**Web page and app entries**
Start of Block
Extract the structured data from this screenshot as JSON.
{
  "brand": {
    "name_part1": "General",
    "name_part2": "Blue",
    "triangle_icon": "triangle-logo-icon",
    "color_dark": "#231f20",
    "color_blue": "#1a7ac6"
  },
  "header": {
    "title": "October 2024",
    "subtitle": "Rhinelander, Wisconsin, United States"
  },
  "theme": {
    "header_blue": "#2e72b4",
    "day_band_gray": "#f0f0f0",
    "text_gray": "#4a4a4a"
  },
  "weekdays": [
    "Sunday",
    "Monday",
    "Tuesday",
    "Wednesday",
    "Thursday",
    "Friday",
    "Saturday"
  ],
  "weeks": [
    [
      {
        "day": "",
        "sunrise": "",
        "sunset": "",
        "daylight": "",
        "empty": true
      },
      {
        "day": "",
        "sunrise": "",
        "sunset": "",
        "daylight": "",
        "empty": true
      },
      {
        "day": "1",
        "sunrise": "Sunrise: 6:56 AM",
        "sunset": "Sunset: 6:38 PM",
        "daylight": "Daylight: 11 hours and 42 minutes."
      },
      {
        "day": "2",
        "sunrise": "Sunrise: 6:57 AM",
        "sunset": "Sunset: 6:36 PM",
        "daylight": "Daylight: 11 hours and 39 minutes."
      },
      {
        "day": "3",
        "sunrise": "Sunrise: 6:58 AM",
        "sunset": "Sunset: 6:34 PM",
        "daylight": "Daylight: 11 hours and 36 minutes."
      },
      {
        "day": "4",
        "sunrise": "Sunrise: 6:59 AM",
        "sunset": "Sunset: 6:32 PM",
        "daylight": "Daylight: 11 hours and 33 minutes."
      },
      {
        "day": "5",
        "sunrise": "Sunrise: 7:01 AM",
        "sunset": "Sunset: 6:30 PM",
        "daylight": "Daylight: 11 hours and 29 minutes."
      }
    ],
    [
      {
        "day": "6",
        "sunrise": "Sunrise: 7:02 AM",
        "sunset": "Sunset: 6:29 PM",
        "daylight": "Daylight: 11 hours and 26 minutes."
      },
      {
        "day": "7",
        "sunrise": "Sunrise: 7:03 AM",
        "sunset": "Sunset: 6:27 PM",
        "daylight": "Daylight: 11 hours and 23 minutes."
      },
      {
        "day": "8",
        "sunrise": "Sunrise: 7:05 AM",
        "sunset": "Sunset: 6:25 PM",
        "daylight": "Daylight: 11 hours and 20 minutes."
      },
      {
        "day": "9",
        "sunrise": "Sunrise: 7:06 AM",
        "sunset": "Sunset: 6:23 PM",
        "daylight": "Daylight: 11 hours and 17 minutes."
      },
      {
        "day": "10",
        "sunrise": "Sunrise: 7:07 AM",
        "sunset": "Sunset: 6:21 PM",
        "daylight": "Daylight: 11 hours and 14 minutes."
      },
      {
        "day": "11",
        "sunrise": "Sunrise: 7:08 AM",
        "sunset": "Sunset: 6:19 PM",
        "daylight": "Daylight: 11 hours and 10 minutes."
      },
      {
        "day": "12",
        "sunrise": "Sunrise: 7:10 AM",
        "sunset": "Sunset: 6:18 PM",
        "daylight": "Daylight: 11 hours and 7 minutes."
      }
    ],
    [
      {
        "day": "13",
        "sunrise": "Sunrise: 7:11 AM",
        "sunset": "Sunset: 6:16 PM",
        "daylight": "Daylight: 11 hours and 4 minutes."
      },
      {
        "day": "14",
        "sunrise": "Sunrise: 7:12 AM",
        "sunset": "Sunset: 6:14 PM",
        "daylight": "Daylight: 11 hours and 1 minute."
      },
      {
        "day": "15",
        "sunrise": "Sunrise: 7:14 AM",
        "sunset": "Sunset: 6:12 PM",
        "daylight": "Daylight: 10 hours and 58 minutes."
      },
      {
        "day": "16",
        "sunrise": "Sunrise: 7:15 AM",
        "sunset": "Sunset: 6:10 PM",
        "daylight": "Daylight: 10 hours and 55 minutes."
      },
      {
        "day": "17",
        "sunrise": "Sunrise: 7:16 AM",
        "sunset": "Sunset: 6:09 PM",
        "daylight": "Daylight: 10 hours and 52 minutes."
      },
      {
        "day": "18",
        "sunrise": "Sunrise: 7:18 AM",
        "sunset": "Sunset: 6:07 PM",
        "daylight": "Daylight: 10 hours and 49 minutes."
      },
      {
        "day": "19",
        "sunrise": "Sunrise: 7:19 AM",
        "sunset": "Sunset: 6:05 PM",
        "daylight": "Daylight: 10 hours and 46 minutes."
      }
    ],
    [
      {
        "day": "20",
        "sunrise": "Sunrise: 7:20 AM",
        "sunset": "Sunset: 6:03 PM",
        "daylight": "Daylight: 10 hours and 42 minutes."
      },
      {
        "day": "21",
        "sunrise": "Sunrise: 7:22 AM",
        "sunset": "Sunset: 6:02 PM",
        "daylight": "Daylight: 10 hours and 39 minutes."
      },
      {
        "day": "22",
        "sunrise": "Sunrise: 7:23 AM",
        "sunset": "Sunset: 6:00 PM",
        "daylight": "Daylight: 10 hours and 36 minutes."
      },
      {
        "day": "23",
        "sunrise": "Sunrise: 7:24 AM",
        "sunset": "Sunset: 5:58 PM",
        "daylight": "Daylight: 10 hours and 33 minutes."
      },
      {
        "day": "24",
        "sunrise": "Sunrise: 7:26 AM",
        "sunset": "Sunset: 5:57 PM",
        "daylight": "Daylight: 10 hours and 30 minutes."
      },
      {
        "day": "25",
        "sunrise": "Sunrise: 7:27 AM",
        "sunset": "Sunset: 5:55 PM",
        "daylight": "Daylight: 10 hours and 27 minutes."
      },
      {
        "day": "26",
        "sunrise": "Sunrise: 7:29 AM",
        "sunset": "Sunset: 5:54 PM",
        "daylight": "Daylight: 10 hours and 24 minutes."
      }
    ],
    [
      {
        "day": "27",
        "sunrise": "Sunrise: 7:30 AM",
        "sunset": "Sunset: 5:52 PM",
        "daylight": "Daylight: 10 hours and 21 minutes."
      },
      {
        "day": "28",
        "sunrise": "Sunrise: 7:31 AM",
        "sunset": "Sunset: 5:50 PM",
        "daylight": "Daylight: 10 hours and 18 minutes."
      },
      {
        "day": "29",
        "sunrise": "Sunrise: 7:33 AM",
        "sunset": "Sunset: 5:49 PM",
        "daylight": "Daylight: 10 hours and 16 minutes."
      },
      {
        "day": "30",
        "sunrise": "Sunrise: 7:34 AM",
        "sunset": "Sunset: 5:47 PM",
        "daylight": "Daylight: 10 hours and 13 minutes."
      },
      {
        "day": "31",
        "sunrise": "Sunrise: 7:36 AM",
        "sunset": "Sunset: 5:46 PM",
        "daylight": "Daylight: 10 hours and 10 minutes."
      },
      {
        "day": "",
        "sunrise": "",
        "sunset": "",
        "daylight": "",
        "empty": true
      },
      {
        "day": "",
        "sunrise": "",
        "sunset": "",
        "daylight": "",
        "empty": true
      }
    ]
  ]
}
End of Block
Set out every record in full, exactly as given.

Extract the structured data from this screenshot as JSON.
{
  "brand": {
    "name_part1": "General",
    "name_part2": "Blue",
    "triangle_icon": "triangle-logo-icon",
    "color_dark": "#231f20",
    "color_blue": "#1a7ac6"
  },
  "header": {
    "title": "October 2024",
    "subtitle": "Rhinelander, Wisconsin, United States"
  },
  "theme": {
    "header_blue": "#2e72b4",
    "day_band_gray": "#f0f0f0",
    "text_gray": "#4a4a4a"
  },
  "weekdays": [
    "Sunday",
    "Monday",
    "Tuesday",
    "Wednesday",
    "Thursday",
    "Friday",
    "Saturday"
  ],
  "weeks": [
    [
      {
        "day": "",
        "sunrise": "",
        "sunset": "",
        "daylight": "",
        "empty": true
      },
      {
        "day": "",
        "sunrise": "",
        "sunset": "",
        "daylight": "",
        "empty": true
      },
      {
        "day": "1",
        "sunrise": "Sunrise: 6:56 AM",
        "sunset": "Sunset: 6:38 PM",
        "daylight": "Daylight: 11 hours and 42 minutes."
      },
      {
        "day": "2",
        "sunrise": "Sunrise: 6:57 AM",
        "sunset": "Sunset: 6:36 PM",
        "daylight": "Daylight: 11 hours and 39 minutes."
      },
      {
        "day": "3",
        "sunrise": "Sunrise: 6:58 AM",
        "sunset": "Sunset: 6:34 PM",
        "daylight": "Daylight: 11 hours and 36 minutes."
      },
      {
        "day": "4",
        "sunrise": "Sunrise: 6:59 AM",
        "sunset": "Sunset: 6:32 PM",
        "daylight": "Daylight: 11 hours and 33 minutes."
      },
      {
        "day": "5",
        "sunrise": "Sunrise: 7:01 AM",
        "sunset": "Sunset: 6:30 PM",
        "daylight": "Daylight: 11 hours and 29 minutes."
      }
    ],
    [
      {
        "day": "6",
        "sunrise": "Sunrise: 7:02 AM",
        "sunset": "Sunset: 6:29 PM",
        "daylight": "Daylight: 11 hours and 26 minutes."
      },
      {
        "day": "7",
        "sunrise": "Sunrise: 7:03 AM",
        "sunset": "Sunset: 6:27 PM",
        "daylight": "Daylight: 11 hours and 23 minutes."
      },
      {
        "day": "8",
        "sunrise": "Sunrise: 7:05 AM",
        "sunset": "Sunset: 6:25 PM",
        "daylight": "Daylight: 11 hours and 20 minutes."
      },
      {
        "day": "9",
        "sunrise": "Sunrise: 7:06 AM",
        "sunset": "Sunset: 6:23 PM",
        "daylight": "Daylight: 11 hours and 17 minutes."
      },
      {
        "day": "10",
        "sunrise": "Sunrise: 7:07 AM",
        "sunset": "Sunset: 6:21 PM",
        "daylight": "Daylight: 11 hours and 14 minutes."
      },
      {
        "day": "11",
        "sunrise": "Sunrise: 7:08 AM",
        "sunset": "Sunset: 6:19 PM",
        "daylight": "Daylight: 11 hours and 10 minutes."
      },
      {
        "day": "12",
        "sunrise": "Sunrise: 7:10 AM",
        "sunset": "Sunset: 6:18 PM",
        "daylight": "Daylight: 11 hours and 7 minutes."
      }
    ],
    [
      {
        "day": "13",
        "sunrise": "Sunrise: 7:11 AM",
        "sunset": "Sunset: 6:16 PM",
        "daylight": "Daylight: 11 hours and 4 minutes."
      },
      {
        "day": "14",
        "sunrise": "Sunrise: 7:12 AM",
        "sunset": "Sunset: 6:14 PM",
        "daylight": "Daylight: 11 hours and 1 minute."
      },
      {
        "day": "15",
        "sunrise": "Sunrise: 7:14 AM",
        "sunset": "Sunset: 6:12 PM",
        "daylight": "Daylight: 10 hours and 58 minutes."
      },
      {
        "day": "16",
        "sunrise": "Sunrise: 7:15 AM",
        "sunset": "Sunset: 6:10 PM",
        "daylight": "Daylight: 10 hours and 55 minutes."
      },
      {
        "day": "17",
        "sunrise": "Sunrise: 7:16 AM",
        "sunset": "Sunset: 6:09 PM",
        "daylight": "Daylight: 10 hours and 52 minutes."
      },
      {
        "day": "18",
        "sunrise": "Sunrise: 7:18 AM",
        "sunset": "Sunset: 6:07 PM",
        "daylight": "Daylight: 10 hours and 49 minutes."
      },
      {
        "day": "19",
        "sunrise": "Sunrise: 7:19 AM",
        "sunset": "Sunset: 6:05 PM",
        "daylight": "Daylight: 10 hours and 46 minutes."
      }
    ],
    [
      {
        "day": "20",
        "sunrise": "Sunrise: 7:20 AM",
        "sunset": "Sunset: 6:03 PM",
        "daylight": "Daylight: 10 hours and 42 minutes."
      },
      {
        "day": "21",
        "sunrise": "Sunrise: 7:22 AM",
        "sunset": "Sunset: 6:02 PM",
        "daylight": "Daylight: 10 hours and 39 minutes."
      },
      {
        "day": "22",
        "sunrise": "Sunrise: 7:23 AM",
        "sunset": "Sunset: 6:00 PM",
        "daylight": "Daylight: 10 hours and 36 minutes."
      },
      {
        "day": "23",
        "sunrise": "Sunrise: 7:24 AM",
        "sunset": "Sunset: 5:58 PM",
        "daylight": "Daylight: 10 hours and 33 minutes."
      },
      {
        "day": "24",
        "sunrise": "Sunrise: 7:26 AM",
        "sunset": "Sunset: 5:57 PM",
        "daylight": "Daylight: 10 hours and 30 minutes."
      },
      {
        "day": "25",
        "sunrise": "Sunrise: 7:27 AM",
        "sunset": "Sunset: 5:55 PM",
        "daylight": "Daylight: 10 hours and 27 minutes."
      },
      {
        "day": "26",
        "sunrise": "Sunrise: 7:29 AM",
        "sunset": "Sunset: 5:54 PM",
        "daylight": "Daylight: 10 hours and 24 minutes."
      }
    ],
    [
      {
        "day": "27",
        "sunrise": "Sunrise: 7:30 AM",
        "sunset": "Sunset: 5:52 PM",
        "daylight": "Daylight: 10 hours and 21 minutes."
      },
      {
        "day": "28",
        "sunrise": "Sunrise: 7:31 AM",
        "sunset": "Sunset: 5:50 PM",
        "daylight": "Daylight: 10 hours and 18 minutes."
      },
      {
        "day": "29",
        "sunrise": "Sunrise: 7:33 AM",
        "sunset": "Sunset: 5:49 PM",
        "daylight": "Daylight: 10 hours and 16 minutes."
      },
      {
        "day": "30",
        "sunrise": "Sunrise: 7:34 AM",
        "sunset": "Sunset: 5:47 PM",
        "daylight": "Daylight: 10 hours and 13 minutes."
      },
      {
        "day": "31",
        "sunrise": "Sunrise: 7:36 AM",
        "sunset": "Sunset: 5:46 PM",
        "daylight": "Daylight: 10 hours and 10 minutes."
      },
      {
        "day": "",
        "sunrise": "",
        "sunset": "",
        "daylight": "",
        "empty": true
      },
      {
        "day": "",
        "sunrise": "",
        "sunset": "",
        "daylight": "",
        "empty": true
      }
    ]
  ]
}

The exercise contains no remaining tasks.